## What the exercise asks
Each line of the records that holds "thumb" should be shown in full.

## Supplied records
____________

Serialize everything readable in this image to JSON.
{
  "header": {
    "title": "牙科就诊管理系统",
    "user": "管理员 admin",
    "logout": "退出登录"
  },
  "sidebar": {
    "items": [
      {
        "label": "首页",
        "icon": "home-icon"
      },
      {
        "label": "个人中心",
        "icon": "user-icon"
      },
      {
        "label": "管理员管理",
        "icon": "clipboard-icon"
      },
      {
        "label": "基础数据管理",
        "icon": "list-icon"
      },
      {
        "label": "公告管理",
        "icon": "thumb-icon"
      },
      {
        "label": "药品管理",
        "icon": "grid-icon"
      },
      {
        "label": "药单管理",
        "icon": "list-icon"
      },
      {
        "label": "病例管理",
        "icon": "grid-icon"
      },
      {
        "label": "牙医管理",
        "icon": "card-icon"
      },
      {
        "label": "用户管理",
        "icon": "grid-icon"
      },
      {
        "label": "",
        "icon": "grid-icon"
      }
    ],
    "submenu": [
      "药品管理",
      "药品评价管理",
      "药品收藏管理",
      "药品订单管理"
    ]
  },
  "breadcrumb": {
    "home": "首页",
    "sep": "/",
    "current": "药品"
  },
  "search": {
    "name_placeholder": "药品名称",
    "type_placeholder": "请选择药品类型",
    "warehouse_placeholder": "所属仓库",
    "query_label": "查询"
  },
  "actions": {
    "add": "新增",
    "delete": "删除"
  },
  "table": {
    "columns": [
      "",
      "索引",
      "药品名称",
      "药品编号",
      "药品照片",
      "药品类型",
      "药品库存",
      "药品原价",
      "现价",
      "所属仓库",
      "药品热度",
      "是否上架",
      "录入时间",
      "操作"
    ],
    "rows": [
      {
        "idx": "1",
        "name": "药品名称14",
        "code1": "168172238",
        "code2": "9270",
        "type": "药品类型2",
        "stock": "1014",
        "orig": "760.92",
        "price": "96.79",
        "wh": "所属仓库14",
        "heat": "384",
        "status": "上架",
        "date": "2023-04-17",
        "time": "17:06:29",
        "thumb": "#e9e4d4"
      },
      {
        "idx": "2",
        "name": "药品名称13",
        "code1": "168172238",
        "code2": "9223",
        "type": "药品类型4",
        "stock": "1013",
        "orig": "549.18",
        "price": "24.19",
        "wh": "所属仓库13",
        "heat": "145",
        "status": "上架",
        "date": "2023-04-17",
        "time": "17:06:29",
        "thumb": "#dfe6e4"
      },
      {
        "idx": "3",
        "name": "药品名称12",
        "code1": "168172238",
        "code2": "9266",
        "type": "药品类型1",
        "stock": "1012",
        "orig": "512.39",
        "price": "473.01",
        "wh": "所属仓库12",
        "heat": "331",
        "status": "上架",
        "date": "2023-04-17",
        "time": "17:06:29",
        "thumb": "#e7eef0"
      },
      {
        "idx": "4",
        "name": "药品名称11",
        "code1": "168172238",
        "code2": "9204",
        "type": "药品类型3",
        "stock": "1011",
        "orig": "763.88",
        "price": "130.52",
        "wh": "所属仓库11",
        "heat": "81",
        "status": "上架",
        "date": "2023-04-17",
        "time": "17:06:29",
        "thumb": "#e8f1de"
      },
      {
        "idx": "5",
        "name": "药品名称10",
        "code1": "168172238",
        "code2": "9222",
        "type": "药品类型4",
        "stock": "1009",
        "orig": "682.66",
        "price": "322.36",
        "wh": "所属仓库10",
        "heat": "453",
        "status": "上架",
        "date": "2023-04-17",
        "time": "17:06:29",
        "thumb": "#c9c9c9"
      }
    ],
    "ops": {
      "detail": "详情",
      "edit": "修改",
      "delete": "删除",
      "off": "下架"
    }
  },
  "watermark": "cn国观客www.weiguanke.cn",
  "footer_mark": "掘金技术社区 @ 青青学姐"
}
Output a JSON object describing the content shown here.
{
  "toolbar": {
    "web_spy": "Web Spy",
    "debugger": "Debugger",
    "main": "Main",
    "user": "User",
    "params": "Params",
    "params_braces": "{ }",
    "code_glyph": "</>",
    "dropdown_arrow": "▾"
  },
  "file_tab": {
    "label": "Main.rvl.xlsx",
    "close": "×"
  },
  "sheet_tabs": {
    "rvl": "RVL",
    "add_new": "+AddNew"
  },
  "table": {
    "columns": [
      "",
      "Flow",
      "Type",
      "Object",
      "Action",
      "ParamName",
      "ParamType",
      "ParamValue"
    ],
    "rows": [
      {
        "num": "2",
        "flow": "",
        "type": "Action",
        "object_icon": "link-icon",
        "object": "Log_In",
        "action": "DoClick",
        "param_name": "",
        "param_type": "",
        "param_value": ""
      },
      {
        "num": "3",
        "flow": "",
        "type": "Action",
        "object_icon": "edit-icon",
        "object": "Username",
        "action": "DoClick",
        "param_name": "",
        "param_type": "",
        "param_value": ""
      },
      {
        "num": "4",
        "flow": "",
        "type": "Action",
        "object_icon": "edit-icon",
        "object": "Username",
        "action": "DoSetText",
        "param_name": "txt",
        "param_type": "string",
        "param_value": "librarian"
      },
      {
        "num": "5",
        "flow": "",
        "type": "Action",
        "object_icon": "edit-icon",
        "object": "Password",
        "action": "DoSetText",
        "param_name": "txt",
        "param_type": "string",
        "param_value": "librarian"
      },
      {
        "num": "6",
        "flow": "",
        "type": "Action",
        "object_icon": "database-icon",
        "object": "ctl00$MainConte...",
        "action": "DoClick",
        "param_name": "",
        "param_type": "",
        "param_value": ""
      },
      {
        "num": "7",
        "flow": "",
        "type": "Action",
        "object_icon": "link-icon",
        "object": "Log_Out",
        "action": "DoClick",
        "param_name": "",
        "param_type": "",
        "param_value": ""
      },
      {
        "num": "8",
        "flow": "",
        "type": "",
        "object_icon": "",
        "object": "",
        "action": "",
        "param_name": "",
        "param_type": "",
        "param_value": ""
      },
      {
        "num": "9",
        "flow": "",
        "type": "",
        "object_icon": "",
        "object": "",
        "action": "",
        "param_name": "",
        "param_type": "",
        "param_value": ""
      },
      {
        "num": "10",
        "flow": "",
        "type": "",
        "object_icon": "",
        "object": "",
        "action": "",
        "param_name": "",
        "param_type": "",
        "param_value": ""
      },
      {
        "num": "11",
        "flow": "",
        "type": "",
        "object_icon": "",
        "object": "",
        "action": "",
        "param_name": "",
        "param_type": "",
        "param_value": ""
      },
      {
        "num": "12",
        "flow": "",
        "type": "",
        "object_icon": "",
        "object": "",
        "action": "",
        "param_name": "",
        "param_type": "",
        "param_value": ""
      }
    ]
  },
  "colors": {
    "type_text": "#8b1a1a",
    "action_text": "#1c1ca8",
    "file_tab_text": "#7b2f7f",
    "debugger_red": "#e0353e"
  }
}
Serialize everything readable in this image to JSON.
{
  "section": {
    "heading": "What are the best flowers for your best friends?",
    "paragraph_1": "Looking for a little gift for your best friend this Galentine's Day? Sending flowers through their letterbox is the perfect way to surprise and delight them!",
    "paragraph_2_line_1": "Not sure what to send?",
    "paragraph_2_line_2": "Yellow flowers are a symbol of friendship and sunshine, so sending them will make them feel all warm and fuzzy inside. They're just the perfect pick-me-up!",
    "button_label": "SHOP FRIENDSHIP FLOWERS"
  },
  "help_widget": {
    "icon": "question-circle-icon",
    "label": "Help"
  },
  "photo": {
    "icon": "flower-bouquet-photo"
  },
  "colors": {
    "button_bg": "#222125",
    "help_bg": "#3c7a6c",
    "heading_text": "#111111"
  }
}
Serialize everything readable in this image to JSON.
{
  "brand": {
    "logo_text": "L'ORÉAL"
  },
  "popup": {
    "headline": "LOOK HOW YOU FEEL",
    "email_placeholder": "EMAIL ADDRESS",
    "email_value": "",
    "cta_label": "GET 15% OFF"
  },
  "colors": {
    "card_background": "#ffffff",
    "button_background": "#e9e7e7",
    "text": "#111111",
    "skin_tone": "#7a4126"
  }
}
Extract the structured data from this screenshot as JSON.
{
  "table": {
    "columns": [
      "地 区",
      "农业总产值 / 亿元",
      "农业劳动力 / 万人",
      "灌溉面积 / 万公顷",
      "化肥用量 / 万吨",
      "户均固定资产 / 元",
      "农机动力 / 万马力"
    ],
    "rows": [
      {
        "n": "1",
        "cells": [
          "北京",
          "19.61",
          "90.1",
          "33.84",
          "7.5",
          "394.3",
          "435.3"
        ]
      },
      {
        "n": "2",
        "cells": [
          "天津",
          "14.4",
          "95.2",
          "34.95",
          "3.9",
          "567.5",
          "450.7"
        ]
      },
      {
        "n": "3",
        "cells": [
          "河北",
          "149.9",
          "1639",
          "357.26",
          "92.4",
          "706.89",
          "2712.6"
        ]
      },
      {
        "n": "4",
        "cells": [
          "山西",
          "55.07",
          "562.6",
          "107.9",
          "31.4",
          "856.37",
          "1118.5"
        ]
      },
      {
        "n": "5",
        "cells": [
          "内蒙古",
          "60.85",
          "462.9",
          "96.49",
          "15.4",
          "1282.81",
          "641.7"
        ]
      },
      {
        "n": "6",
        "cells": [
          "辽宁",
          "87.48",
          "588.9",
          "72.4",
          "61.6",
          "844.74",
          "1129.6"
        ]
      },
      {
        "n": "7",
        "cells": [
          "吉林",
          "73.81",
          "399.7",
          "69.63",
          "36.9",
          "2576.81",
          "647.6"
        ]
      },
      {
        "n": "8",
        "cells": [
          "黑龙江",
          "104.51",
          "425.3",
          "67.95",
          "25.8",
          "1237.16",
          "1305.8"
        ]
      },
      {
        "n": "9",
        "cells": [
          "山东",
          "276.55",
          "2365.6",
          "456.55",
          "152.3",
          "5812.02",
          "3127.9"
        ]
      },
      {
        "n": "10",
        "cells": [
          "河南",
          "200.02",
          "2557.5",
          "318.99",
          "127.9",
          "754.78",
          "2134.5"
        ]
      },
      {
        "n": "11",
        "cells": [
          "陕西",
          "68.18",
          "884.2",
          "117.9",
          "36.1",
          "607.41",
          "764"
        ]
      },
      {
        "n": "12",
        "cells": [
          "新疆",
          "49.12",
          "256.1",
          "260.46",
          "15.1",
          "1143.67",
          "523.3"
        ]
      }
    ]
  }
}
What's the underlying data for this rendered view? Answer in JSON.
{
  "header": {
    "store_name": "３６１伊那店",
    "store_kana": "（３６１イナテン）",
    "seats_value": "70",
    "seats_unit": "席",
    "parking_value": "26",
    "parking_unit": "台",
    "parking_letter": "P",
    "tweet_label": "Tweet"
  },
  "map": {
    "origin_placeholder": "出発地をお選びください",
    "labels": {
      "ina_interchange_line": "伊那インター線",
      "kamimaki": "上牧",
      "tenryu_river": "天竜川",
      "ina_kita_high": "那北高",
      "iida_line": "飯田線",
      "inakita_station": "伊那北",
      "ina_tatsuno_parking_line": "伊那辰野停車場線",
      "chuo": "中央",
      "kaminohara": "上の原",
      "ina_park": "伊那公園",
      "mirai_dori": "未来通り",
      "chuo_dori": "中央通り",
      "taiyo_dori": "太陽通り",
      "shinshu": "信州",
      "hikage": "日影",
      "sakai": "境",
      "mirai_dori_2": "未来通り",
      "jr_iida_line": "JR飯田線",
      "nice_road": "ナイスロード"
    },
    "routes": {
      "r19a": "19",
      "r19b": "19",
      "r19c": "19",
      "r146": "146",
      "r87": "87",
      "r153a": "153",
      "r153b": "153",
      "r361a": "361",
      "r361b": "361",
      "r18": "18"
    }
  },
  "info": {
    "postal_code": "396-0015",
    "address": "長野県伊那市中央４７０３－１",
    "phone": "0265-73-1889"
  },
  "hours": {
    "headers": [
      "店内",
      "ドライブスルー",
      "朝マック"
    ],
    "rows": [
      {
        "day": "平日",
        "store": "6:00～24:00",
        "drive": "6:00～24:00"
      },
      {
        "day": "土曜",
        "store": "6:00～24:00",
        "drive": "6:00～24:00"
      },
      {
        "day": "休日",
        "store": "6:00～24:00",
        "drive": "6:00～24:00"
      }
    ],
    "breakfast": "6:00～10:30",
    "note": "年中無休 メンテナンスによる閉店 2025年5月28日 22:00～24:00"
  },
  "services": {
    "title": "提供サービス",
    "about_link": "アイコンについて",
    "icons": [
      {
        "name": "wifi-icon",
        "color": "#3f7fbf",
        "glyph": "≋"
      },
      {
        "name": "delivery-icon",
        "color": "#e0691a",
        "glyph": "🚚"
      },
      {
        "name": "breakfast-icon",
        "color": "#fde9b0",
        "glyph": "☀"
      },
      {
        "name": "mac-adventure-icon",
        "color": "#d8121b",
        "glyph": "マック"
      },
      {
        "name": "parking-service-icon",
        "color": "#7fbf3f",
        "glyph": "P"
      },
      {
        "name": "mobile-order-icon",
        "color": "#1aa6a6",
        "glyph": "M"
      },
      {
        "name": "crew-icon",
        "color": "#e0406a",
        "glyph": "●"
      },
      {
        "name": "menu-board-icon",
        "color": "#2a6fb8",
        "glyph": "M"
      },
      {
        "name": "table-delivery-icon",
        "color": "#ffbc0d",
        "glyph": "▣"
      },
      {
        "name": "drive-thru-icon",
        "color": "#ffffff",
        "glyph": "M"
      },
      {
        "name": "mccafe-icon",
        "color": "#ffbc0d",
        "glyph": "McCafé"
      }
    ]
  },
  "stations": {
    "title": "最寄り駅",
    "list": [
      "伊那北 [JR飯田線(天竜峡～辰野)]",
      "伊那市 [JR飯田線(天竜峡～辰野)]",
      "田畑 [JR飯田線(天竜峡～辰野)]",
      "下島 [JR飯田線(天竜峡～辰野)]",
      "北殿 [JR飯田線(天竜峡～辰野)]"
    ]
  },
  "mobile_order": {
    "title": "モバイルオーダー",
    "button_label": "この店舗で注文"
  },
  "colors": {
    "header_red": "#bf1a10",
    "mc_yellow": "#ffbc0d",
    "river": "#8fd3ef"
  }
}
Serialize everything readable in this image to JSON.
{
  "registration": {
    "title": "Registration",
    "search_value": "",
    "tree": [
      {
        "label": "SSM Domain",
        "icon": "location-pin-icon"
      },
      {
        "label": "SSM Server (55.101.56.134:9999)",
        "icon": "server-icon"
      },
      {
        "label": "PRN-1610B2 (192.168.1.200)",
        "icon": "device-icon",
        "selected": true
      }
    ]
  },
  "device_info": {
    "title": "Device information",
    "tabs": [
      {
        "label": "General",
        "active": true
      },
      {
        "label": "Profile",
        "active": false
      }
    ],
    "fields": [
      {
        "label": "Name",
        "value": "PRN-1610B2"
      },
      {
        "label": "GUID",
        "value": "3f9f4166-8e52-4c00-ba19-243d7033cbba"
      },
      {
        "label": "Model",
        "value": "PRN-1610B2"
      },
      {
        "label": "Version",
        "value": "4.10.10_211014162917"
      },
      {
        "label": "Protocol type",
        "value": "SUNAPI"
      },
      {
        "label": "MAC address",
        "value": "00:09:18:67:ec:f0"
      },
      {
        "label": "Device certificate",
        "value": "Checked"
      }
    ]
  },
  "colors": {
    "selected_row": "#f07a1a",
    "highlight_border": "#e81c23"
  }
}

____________

## Solution to the exercise
        "icon": "thumb-icon"
        "thumb": "#e9e4d4"
        "thumb": "#dfe6e4"
        "thumb": "#e7eef0"
        "thumb": "#e8f1de"
        "thumb": "#c9c9c9"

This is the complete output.